### Entries supplied:
┄┄┄┄┄┄┄┄┄┄

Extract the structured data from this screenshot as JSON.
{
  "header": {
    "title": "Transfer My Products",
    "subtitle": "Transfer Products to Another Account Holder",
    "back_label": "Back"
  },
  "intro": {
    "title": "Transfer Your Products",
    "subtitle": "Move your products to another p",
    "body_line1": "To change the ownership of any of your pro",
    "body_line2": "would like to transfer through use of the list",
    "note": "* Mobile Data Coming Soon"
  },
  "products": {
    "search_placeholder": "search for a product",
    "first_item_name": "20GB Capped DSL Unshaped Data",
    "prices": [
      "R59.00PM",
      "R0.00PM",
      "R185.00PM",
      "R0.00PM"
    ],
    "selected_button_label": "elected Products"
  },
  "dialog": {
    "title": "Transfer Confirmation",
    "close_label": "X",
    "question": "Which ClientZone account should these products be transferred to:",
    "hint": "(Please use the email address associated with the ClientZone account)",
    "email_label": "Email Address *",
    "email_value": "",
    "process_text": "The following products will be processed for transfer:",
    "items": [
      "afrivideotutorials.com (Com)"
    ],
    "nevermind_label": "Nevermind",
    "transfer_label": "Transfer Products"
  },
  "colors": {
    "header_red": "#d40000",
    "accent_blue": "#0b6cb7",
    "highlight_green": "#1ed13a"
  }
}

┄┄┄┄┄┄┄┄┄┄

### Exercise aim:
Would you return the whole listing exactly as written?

### Result of the task:
Extract the structured data from this screenshot as JSON.
{
  "header": {
    "title": "Transfer My Products",
    "subtitle": "Transfer Products to Another Account Holder",
    "back_label": "Back"
  },
  "intro": {
    "title": "Transfer Your Products",
    "subtitle": "Move your products to another p",
    "body_line1": "To change the ownership of any of your pro",
    "body_line2": "would like to transfer through use of the list",
    "note": "* Mobile Data Coming Soon"
  },
  "products": {
    "search_placeholder": "search for a product",
    "first_item_name": "20GB Capped DSL Unshaped Data",
    "prices": [
      "R59.00PM",
      "R0.00PM",
      "R185.00PM",
      "R0.00PM"
    ],
    "selected_button_label": "elected Products"
  },
  "dialog": {
    "title": "Transfer Confirmation",
    "close_label": "X",
    "question": "Which ClientZone account should these products be transferred to:",
    "hint": "(Please use the email address associated with the ClientZone account)",
    "email_label": "Email Address *",
    "email_value": "",
    "process_text": "The following products will be processed for transfer:",
    "items": [
      "afrivideotutorials.com (Com)"
    ],
    "nevermind_label": "Nevermind",
    "transfer_label": "Transfer Products"
  },
  "colors": {
    "header_red": "#d40000",
    "accent_blue": "#0b6cb7",
    "highlight_green": "#1ed13a"
  }
}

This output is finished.